A little boy has been accidentally killed. The tragic loss still permeates every word and gesture of his family members eight months after the fact.
Grieving mom Becca (Alex Saul) dismisses efforts to console her. The boy’s dad Howie (Holm Bradwell) finds solace in watching old family movies. Becca’s sister Izzy (Kerrie Lamb) feels guilty about being pregnant, Becca’s mom Nat (Mickey Brown) is still going through her loss, and teenage driver Jason (Davis Okey) looks for peace.
Arash Eshghpour has designed a set that works well with no scene changes and three distinct zones: kitchen, living room and child’s bedroom. The colourless, stark living room contrasts with the child’s bedroom, which has remnants of former joy. The bedroom – raised and in the left corner – looms over the rest of the home, just as the boy’s loss does over the family. I liked that there were no set changes; it would have been disruptive to the grave tone of the play if people were moving furniture between scenes.
The acting is solid and authentic by all performers. Saul brings Becca’s despair through with closed body language and a lack of patience for words like “God needed another angel.” Okey surfaces Jason’s guilt and earnestness with his awkward, hesitant lines, defeated posture, and eyes full of pleading.
Interestingly, Becca displays tenderness towards Jason, the driver who killed her son, during his visit. She seems maternal towards him, as they talk of potentially happier versions of themselves in a parallel universe – down the “rabbit hole.” It’s a particularly poignant moment that reminds us of different ways of wading through grief.
Dan Schaumann has developed a strong sound design for Rabbit Hole which is well executed by Angel Marius. The ever-present boy is heard through a VHS tape, and barking is heard from the dog Taz. Even though he’s absent from the stage, the dog is an important character, being a recipient of resentment for his role in the boy’s death. The sound of his barking triggers many revealing remarks about the family dynamic.
In terms of venue, every seat is a good one. The audience sits on three sides, never far from the actors. And thanks to a recently installed hearing loop system, audience members who need hearing assistance can adjust their hearing aids or cochlear devices to understand the dialogue better. People can also borrow devices from the theatre.
All in all, Scarborough Players gives us a stirring and memorable performance of Rabbit Hole. Bring tissues.
- Rabbit Hole is playing until September 21, 2019 at Scarborough Village Theatre (3600 Kingston Rd)
Remaining regular showtimes: September 12, 13, 14, 19 and 20 at 8 PM
Matinees: September 8, 15 and 21 at 2 PM
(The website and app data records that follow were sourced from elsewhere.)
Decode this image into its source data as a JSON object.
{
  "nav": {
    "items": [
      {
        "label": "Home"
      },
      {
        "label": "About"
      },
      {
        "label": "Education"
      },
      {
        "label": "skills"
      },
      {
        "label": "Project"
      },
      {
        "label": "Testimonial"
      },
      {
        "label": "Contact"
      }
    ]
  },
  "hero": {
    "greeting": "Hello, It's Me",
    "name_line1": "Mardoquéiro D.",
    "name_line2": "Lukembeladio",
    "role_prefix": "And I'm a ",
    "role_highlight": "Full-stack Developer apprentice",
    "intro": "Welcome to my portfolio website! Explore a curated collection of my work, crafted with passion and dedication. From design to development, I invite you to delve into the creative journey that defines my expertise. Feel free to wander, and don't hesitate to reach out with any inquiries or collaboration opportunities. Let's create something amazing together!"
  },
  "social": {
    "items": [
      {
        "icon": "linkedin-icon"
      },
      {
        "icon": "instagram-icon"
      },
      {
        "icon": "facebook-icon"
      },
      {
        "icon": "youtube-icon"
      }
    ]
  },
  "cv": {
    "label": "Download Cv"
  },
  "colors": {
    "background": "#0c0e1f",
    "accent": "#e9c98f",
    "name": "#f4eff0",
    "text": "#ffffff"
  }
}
Ticket prices range from $19 – $24
- Tickets are available online or in person at the box office
- Recommended for age 12 and up
- Some strong language and mature content
Production poster provided by the company